### WHAT IS EXPECTED
Starting at the line that contains "Convert this screenshot", copy every line through the end of the listing below exactly, and copy nothing else.

### MATERIAL PROVIDED
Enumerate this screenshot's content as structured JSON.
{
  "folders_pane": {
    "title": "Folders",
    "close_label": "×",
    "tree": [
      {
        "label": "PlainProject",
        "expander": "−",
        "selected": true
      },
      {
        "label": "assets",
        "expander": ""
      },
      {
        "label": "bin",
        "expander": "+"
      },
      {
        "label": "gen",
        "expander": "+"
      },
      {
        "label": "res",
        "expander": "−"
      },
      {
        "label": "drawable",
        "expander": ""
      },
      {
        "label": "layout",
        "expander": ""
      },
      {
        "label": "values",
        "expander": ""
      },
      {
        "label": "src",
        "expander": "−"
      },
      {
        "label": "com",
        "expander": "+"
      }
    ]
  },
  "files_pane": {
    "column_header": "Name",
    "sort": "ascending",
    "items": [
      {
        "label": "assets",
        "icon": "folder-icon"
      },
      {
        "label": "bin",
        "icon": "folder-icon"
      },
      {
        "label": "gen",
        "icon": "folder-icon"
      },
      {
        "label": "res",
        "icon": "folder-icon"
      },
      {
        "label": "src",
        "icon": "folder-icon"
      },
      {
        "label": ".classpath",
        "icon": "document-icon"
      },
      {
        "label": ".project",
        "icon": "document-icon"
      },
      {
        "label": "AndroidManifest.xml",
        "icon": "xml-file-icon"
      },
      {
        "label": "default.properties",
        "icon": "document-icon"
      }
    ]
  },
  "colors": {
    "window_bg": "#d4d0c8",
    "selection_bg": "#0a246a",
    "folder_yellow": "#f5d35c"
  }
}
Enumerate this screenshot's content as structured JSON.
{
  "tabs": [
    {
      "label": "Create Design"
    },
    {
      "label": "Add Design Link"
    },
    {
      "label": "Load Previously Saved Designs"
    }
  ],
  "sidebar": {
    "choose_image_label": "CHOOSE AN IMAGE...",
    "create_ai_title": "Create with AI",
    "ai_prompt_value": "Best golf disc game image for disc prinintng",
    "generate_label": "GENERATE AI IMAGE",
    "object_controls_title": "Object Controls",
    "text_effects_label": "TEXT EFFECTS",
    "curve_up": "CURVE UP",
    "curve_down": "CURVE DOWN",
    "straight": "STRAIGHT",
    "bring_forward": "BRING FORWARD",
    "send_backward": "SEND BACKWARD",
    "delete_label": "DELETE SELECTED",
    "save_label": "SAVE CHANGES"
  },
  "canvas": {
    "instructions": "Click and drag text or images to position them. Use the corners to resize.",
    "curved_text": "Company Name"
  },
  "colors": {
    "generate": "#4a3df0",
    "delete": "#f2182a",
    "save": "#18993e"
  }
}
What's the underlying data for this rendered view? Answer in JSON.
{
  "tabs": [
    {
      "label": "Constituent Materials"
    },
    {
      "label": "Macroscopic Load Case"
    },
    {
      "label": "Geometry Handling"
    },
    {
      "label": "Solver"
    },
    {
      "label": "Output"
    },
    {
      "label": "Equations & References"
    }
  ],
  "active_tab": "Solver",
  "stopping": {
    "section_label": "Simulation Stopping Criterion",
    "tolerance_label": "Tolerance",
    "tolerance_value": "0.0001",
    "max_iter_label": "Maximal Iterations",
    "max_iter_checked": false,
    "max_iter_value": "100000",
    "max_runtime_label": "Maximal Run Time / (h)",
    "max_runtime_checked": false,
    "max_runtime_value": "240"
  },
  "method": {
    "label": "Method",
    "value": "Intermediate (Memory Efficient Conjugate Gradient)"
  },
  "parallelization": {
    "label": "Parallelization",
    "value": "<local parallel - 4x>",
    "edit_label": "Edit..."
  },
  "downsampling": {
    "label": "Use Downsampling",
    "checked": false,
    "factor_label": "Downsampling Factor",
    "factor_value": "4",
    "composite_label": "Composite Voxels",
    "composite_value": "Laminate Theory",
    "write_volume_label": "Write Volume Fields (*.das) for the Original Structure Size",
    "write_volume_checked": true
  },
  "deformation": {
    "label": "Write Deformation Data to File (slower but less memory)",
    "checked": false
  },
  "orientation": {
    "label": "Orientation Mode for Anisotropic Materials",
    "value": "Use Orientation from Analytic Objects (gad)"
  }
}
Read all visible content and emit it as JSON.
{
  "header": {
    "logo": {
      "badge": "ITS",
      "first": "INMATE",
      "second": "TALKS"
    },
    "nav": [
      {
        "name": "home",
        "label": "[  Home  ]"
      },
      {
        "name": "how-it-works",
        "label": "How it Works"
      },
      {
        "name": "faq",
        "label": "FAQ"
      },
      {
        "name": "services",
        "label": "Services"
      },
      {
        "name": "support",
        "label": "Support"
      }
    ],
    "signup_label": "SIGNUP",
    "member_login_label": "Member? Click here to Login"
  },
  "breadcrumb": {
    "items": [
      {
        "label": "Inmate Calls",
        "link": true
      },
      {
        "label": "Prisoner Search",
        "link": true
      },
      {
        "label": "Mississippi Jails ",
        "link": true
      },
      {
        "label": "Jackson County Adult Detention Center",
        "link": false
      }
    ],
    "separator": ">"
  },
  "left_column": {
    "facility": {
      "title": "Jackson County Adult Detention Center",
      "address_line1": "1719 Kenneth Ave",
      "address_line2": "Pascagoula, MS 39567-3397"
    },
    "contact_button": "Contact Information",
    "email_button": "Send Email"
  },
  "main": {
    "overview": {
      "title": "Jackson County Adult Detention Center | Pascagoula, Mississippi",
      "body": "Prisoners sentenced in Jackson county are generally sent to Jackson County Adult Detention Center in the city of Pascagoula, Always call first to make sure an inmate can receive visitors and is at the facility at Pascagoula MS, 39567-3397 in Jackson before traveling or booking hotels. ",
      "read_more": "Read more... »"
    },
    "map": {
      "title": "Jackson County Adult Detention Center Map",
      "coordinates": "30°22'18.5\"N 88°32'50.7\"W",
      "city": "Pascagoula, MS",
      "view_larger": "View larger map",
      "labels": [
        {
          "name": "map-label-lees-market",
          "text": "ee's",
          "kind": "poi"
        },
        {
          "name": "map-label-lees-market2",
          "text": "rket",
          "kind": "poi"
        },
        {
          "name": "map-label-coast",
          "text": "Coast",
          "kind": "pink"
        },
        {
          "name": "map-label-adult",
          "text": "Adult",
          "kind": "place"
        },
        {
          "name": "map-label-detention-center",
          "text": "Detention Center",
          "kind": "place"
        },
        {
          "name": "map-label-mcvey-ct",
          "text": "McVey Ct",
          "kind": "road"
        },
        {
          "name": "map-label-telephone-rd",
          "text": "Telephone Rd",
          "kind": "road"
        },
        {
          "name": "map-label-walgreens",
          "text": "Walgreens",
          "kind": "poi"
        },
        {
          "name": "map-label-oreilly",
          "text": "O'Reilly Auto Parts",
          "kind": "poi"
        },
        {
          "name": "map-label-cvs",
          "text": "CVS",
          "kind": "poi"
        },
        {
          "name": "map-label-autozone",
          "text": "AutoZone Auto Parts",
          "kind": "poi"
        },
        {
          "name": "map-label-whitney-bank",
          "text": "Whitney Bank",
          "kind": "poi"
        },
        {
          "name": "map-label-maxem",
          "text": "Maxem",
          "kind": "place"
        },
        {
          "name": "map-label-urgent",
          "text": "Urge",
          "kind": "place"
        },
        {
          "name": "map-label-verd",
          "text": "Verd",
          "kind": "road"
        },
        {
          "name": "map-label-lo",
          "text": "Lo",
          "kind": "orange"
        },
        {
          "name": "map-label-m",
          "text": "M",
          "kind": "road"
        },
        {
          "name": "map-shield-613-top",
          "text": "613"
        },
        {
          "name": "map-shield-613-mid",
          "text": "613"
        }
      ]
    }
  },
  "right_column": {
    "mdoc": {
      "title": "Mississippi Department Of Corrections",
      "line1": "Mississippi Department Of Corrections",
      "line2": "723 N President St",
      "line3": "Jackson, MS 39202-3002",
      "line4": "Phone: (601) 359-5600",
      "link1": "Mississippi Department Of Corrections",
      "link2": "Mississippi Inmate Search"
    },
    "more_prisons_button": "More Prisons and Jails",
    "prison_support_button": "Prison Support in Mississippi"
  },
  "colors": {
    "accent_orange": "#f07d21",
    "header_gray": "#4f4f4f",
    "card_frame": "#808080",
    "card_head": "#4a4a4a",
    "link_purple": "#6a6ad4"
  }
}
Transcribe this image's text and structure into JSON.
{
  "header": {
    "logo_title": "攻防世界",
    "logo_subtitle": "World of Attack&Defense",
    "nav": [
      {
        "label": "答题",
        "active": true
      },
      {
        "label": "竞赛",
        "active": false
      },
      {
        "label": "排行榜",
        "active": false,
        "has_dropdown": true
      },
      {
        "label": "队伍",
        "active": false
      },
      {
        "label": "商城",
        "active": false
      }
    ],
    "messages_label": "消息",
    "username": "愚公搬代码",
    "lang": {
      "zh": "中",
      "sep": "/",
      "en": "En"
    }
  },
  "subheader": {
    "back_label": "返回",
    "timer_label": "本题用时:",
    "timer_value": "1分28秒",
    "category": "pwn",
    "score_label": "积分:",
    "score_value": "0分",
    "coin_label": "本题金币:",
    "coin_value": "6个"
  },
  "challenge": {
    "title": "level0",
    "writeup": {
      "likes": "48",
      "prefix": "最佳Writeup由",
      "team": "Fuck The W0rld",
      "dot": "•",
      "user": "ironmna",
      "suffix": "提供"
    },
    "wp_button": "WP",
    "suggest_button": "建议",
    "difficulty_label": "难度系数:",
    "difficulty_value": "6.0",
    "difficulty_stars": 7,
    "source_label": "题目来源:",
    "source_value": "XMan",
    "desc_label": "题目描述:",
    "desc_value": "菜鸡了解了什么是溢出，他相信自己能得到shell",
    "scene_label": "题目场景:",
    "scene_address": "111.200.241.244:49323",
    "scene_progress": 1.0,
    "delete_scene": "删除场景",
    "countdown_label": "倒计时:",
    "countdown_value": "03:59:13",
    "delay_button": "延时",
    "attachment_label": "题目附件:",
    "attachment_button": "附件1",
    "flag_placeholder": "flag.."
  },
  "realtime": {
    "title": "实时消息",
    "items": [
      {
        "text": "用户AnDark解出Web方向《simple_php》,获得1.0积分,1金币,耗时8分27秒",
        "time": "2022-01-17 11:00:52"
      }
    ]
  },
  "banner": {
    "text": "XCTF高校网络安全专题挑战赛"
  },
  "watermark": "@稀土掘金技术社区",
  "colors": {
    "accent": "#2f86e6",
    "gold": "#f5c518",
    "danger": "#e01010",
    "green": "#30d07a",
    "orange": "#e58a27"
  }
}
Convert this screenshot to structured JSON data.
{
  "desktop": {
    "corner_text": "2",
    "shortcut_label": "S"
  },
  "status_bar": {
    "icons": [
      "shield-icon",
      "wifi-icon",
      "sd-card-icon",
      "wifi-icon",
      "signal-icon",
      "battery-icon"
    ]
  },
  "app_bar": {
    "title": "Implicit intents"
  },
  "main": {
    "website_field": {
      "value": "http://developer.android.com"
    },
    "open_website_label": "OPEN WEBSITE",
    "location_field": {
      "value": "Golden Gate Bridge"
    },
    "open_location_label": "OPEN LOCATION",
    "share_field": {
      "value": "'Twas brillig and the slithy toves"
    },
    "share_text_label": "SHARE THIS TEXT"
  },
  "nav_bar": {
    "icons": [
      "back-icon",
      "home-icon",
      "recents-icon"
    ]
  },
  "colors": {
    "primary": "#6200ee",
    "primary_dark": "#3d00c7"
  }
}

### EXERCISE RESULT
Convert this screenshot to structured JSON data.
{
  "desktop": {
    "corner_text": "2",
    "shortcut_label": "S"
  },
  "status_bar": {
    "icons": [
      "shield-icon",
      "wifi-icon",
      "sd-card-icon",
      "wifi-icon",
      "signal-icon",
      "battery-icon"
    ]
  },
  "app_bar": {
    "title": "Implicit intents"
  },
  "main": {
    "website_field": {
      "value": "http://developer.android.com"
    },
    "open_website_label": "OPEN WEBSITE",
    "location_field": {
      "value": "Golden Gate Bridge"
    },
    "open_location_label": "OPEN LOCATION",
    "share_field": {
      "value": "'Twas brillig and the slithy toves"
    },
    "share_text_label": "SHARE THIS TEXT"
  },
  "nav_bar": {
    "icons": [
      "back-icon",
      "home-icon",
      "recents-icon"
    ]
  },
  "colors": {
    "primary": "#6200ee",
    "primary_dark": "#3d00c7"
  }
}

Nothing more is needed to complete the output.